BEGIN RECORDS SUPPLIED

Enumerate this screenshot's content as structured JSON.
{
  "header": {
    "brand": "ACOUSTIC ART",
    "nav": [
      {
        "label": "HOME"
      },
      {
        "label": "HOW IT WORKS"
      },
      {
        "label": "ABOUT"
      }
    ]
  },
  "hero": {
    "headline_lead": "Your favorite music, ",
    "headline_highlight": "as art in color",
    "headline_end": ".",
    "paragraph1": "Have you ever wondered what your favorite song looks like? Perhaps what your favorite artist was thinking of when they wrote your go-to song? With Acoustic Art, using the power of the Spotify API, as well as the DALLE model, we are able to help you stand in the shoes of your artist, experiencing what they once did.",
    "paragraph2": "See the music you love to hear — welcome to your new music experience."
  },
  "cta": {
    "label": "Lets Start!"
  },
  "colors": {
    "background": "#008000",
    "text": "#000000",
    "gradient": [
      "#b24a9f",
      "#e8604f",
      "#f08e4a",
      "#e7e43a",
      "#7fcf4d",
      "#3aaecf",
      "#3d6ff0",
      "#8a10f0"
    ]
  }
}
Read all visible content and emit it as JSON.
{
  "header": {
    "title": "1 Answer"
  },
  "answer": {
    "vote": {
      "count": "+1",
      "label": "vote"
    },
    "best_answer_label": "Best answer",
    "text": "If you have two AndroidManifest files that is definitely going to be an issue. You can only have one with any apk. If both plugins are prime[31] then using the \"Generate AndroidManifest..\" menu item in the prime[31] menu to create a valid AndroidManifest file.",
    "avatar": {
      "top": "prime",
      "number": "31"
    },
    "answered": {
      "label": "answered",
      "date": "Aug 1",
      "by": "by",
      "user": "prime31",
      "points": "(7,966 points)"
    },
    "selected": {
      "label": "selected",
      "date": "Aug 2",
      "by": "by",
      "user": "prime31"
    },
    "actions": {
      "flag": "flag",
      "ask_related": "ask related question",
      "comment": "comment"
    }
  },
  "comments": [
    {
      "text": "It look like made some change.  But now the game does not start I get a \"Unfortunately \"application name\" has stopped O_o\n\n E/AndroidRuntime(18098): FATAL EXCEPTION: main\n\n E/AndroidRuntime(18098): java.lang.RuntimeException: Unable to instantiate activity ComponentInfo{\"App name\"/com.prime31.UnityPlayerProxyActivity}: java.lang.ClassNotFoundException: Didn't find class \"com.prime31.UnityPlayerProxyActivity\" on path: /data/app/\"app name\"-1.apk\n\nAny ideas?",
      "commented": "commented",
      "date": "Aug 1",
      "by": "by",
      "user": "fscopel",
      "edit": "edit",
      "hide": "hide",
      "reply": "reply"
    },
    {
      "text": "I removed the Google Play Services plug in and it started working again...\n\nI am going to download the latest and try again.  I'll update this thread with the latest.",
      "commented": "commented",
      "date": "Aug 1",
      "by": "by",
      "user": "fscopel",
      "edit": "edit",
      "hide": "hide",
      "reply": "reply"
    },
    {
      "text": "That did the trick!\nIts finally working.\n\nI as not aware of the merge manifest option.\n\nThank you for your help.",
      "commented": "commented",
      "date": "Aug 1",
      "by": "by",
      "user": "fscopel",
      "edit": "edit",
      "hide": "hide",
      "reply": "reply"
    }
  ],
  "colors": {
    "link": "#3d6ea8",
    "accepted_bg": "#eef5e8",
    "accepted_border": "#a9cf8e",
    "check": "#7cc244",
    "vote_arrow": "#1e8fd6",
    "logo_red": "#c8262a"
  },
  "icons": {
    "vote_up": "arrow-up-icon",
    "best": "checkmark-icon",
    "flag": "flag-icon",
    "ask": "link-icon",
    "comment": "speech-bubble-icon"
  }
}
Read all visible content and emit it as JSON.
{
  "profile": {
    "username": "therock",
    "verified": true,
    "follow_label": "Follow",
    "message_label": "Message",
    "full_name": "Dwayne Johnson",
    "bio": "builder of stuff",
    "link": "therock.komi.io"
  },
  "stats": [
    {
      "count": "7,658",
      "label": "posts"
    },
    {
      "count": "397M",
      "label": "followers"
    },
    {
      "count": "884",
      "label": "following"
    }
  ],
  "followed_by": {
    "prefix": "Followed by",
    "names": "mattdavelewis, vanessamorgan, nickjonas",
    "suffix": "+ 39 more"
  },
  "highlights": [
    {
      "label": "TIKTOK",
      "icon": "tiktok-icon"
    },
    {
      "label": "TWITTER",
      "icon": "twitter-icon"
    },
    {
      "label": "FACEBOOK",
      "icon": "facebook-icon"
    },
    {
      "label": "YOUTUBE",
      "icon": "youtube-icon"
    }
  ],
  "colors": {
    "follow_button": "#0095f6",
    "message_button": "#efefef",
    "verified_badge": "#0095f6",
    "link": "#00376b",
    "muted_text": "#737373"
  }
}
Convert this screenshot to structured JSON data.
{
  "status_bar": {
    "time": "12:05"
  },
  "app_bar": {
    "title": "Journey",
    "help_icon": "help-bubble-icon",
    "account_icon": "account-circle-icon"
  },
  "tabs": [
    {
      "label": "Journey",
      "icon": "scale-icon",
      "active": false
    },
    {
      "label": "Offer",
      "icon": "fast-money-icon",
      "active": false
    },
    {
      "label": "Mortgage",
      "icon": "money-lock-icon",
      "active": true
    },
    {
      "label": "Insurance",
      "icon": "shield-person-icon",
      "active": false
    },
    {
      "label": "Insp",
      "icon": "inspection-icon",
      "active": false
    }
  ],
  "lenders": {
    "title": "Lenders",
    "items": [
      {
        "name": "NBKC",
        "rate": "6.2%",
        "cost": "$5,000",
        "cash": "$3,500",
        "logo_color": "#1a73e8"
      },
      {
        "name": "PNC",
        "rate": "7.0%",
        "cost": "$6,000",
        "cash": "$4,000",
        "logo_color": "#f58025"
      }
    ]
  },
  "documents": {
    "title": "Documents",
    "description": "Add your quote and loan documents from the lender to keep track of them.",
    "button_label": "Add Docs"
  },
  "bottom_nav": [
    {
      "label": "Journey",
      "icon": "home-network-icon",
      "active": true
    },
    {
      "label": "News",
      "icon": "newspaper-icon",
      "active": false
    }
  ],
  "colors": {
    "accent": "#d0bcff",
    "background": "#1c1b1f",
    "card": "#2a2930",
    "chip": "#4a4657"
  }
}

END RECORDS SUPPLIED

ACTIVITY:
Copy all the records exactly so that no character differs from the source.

OUTPUT FOR THIS EXERCISE:
Enumerate this screenshot's content as structured JSON.
{
  "header": {
    "brand": "ACOUSTIC ART",
    "nav": [
      {
        "label": "HOME"
      },
      {
        "label": "HOW IT WORKS"
      },
      {
        "label": "ABOUT"
      }
    ]
  },
  "hero": {
    "headline_lead": "Your favorite music, ",
    "headline_highlight": "as art in color",
    "headline_end": ".",
    "paragraph1": "Have you ever wondered what your favorite song looks like? Perhaps what your favorite artist was thinking of when they wrote your go-to song? With Acoustic Art, using the power of the Spotify API, as well as the DALLE model, we are able to help you stand in the shoes of your artist, experiencing what they once did.",
    "paragraph2": "See the music you love to hear — welcome to your new music experience."
  },
  "cta": {
    "label": "Lets Start!"
  },
  "colors": {
    "background": "#008000",
    "text": "#000000",
    "gradient": [
      "#b24a9f",
      "#e8604f",
      "#f08e4a",
      "#e7e43a",
      "#7fcf4d",
      "#3aaecf",
      "#3d6ff0",
      "#8a10f0"
    ]
  }
}
Read all visible content and emit it as JSON.
{
  "header": {
    "title": "1 Answer"
  },
  "answer": {
    "vote": {
      "count": "+1",
      "label": "vote"
    },
    "best_answer_label": "Best answer",
    "text": "If you have two AndroidManifest files that is definitely going to be an issue. You can only have one with any apk. If both plugins are prime[31] then using the \"Generate AndroidManifest..\" menu item in the prime[31] menu to create a valid AndroidManifest file.",
    "avatar": {
      "top": "prime",
      "number": "31"
    },
    "answered": {
      "label": "answered",
      "date": "Aug 1",
      "by": "by",
      "user": "prime31",
      "points": "(7,966 points)"
    },
    "selected": {
      "label": "selected",
      "date": "Aug 2",
      "by": "by",
      "user": "prime31"
    },
    "actions": {
      "flag": "flag",
      "ask_related": "ask related question",
      "comment": "comment"
    }
  },
  "comments": [
    {
      "text": "It look like made some change.  But now the game does not start I get a \"Unfortunately \"application name\" has stopped O_o\n\n E/AndroidRuntime(18098): FATAL EXCEPTION: main\n\n E/AndroidRuntime(18098): java.lang.RuntimeException: Unable to instantiate activity ComponentInfo{\"App name\"/com.prime31.UnityPlayerProxyActivity}: java.lang.ClassNotFoundException: Didn't find class \"com.prime31.UnityPlayerProxyActivity\" on path: /data/app/\"app name\"-1.apk\n\nAny ideas?",
      "commented": "commented",
      "date": "Aug 1",
      "by": "by",
      "user": "fscopel",
      "edit": "edit",
      "hide": "hide",
      "reply": "reply"
    },
    {
      "text": "I removed the Google Play Services plug in and it started working again...\n\nI am going to download the latest and try again.  I'll update this thread with the latest.",
      "commented": "commented",
      "date": "Aug 1",
      "by": "by",
      "user": "fscopel",
      "edit": "edit",
      "hide": "hide",
      "reply": "reply"
    },
    {
      "text": "That did the trick!\nIts finally working.\n\nI as not aware of the merge manifest option.\n\nThank you for your help.",
      "commented": "commented",
      "date": "Aug 1",
      "by": "by",
      "user": "fscopel",
      "edit": "edit",
      "hide": "hide",
      "reply": "reply"
    }
  ],
  "colors": {
    "link": "#3d6ea8",
    "accepted_bg": "#eef5e8",
    "accepted_border": "#a9cf8e",
    "check": "#7cc244",
    "vote_arrow": "#1e8fd6",
    "logo_red": "#c8262a"
  },
  "icons": {
    "vote_up": "arrow-up-icon",
    "best": "checkmark-icon",
    "flag": "flag-icon",
    "ask": "link-icon",
    "comment": "speech-bubble-icon"
  }
}
Read all visible content and emit it as JSON.
{
  "profile": {
    "username": "therock",
    "verified": true,
    "follow_label": "Follow",
    "message_label": "Message",
    "full_name": "Dwayne Johnson",
    "bio": "builder of stuff",
    "link": "therock.komi.io"
  },
  "stats": [
    {
      "count": "7,658",
      "label": "posts"
    },
    {
      "count": "397M",
      "label": "followers"
    },
    {
      "count": "884",
      "label": "following"
    }
  ],
  "followed_by": {
    "prefix": "Followed by",
    "names": "mattdavelewis, vanessamorgan, nickjonas",
    "suffix": "+ 39 more"
  },
  "highlights": [
    {
      "label": "TIKTOK",
      "icon": "tiktok-icon"
    },
    {
      "label": "TWITTER",
      "icon": "twitter-icon"
    },
    {
      "label": "FACEBOOK",
      "icon": "facebook-icon"
    },
    {
      "label": "YOUTUBE",
      "icon": "youtube-icon"
    }
  ],
  "colors": {
    "follow_button": "#0095f6",
    "message_button": "#efefef",
    "verified_badge": "#0095f6",
    "link": "#00376b",
    "muted_text": "#737373"
  }
}
Convert this screenshot to structured JSON data.
{
  "status_bar": {
    "time": "12:05"
  },
  "app_bar": {
    "title": "Journey",
    "help_icon": "help-bubble-icon",
    "account_icon": "account-circle-icon"
  },
  "tabs": [
    {
      "label": "Journey",
      "icon": "scale-icon",
      "active": false
    },
    {
      "label": "Offer",
      "icon": "fast-money-icon",
      "active": false
    },
    {
      "label": "Mortgage",
      "icon": "money-lock-icon",
      "active": true
    },
    {
      "label": "Insurance",
      "icon": "shield-person-icon",
      "active": false
    },
    {
      "label": "Insp",
      "icon": "inspection-icon",
      "active": false
    }
  ],
  "lenders": {
    "title": "Lenders",
    "items": [
      {
        "name": "NBKC",
        "rate": "6.2%",
        "cost": "$5,000",
        "cash": "$3,500",
        "logo_color": "#1a73e8"
      },
      {
        "name": "PNC",
        "rate": "7.0%",
        "cost": "$6,000",
        "cash": "$4,000",
        "logo_color": "#f58025"
      }
    ]
  },
  "documents": {
    "title": "Documents",
    "description": "Add your quote and loan documents from the lender to keep track of them.",
    "button_label": "Add Docs"
  },
  "bottom_nav": [
    {
      "label": "Journey",
      "icon": "home-network-icon",
      "active": true
    },
    {
      "label": "News",
      "icon": "newspaper-icon",
      "active": false
    }
  ],
  "colors": {
    "accent": "#d0bcff",
    "background": "#1c1b1f",
    "card": "#2a2930",
    "chip": "#4a4657"
  }
}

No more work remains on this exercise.